(Beginning of RECORDS FOR PROCESSING)

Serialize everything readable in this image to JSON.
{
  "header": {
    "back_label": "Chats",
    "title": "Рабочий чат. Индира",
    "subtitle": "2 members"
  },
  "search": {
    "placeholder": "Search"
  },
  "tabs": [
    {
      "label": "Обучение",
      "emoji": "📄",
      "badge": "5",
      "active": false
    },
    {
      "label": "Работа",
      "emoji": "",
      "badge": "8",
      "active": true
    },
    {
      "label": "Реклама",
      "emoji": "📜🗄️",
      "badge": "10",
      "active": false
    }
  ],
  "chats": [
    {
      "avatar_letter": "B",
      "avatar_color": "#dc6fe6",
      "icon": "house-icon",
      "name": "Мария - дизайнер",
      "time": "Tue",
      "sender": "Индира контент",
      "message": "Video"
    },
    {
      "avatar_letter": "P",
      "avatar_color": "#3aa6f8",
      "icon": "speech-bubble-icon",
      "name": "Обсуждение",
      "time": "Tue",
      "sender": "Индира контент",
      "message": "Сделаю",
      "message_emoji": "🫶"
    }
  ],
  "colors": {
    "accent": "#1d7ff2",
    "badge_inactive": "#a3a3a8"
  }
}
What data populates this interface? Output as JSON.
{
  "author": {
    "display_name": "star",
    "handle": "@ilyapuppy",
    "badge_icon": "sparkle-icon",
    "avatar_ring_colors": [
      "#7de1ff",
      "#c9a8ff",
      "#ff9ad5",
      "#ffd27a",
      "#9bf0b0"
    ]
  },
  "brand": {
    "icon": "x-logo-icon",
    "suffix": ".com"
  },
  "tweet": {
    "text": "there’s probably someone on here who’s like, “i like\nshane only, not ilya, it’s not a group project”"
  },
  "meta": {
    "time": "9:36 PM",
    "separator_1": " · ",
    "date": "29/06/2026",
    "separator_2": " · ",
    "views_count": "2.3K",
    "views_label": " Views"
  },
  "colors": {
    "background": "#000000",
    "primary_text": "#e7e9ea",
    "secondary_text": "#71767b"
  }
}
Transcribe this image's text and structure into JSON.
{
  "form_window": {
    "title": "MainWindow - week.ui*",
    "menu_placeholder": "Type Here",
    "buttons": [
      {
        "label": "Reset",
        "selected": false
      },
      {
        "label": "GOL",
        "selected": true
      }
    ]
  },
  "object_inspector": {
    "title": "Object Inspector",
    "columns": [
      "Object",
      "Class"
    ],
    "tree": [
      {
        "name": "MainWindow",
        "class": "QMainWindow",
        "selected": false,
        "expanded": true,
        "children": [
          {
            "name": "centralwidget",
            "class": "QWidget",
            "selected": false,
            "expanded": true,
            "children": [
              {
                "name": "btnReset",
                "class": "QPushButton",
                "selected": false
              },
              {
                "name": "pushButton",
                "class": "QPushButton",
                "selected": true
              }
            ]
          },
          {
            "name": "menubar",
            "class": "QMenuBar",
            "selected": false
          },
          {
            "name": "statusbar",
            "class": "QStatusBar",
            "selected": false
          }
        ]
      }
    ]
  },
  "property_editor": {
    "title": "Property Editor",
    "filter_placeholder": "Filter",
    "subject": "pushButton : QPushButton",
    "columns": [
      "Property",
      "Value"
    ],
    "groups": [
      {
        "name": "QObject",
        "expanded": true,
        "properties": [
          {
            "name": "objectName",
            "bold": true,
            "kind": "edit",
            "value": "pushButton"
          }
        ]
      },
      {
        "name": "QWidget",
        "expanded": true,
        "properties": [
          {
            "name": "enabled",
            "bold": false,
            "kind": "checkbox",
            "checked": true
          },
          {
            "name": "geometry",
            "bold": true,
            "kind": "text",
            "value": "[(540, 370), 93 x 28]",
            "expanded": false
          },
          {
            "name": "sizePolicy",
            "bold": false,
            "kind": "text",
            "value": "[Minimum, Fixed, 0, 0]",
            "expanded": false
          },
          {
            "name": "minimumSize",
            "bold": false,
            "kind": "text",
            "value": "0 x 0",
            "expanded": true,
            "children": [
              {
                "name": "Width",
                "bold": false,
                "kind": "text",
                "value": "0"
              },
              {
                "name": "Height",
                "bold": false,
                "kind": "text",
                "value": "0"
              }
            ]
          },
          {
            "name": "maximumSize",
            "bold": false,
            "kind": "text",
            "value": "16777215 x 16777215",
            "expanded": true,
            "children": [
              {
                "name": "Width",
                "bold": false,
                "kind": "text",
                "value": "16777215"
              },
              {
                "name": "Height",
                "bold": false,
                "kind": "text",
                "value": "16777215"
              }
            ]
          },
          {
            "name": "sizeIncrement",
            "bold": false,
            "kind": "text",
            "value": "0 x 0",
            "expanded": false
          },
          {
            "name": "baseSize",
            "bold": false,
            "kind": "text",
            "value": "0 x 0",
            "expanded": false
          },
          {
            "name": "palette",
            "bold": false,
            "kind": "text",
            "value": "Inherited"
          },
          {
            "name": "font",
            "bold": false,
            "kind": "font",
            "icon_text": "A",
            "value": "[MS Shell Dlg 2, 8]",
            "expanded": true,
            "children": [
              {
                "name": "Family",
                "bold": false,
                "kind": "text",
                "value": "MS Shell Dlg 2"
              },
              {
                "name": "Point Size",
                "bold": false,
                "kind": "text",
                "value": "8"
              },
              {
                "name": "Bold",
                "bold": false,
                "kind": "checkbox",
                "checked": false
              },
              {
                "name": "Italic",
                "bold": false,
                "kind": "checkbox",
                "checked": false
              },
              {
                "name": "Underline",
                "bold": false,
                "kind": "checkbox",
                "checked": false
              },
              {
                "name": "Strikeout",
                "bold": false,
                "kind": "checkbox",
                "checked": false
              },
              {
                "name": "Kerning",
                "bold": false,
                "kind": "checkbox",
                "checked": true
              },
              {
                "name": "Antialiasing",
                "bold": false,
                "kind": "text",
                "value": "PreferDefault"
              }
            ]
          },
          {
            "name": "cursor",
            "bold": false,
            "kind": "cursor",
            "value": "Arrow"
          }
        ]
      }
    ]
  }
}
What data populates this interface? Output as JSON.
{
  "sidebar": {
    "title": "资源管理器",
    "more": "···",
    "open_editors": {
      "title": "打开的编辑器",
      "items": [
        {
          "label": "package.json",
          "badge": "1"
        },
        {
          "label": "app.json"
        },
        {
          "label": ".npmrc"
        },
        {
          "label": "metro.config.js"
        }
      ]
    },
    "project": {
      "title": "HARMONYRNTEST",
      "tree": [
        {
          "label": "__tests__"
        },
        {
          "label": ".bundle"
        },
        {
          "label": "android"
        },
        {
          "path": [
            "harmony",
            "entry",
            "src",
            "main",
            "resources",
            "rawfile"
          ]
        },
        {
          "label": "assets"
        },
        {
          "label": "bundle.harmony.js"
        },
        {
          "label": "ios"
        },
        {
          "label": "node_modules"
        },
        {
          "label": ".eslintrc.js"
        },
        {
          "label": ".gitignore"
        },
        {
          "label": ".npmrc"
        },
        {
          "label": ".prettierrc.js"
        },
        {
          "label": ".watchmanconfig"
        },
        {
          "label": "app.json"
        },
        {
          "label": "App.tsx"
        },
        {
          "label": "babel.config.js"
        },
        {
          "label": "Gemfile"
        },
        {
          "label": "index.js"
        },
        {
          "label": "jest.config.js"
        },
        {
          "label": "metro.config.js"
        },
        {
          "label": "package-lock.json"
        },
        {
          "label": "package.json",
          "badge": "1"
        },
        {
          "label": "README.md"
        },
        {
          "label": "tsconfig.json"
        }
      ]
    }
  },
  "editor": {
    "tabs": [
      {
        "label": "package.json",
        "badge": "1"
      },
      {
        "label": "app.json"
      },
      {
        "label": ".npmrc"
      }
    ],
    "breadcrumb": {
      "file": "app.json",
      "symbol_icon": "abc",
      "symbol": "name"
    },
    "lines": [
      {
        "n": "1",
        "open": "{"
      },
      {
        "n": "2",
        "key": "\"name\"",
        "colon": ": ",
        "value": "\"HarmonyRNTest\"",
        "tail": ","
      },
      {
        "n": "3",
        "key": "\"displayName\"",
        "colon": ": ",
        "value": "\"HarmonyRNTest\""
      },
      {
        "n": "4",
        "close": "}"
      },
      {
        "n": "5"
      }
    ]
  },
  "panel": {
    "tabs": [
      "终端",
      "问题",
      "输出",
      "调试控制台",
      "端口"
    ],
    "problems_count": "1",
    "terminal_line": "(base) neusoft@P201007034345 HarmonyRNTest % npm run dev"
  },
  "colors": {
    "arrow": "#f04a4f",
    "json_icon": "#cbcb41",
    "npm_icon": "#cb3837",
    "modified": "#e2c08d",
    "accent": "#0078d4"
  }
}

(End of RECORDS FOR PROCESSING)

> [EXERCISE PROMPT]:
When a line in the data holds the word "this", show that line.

> [FINAL ANSWER]:
Serialize everything readable in this image to JSON.
What data populates this interface? Output as JSON.
Transcribe this image's text and structure into JSON.
What data populates this interface? Output as JSON.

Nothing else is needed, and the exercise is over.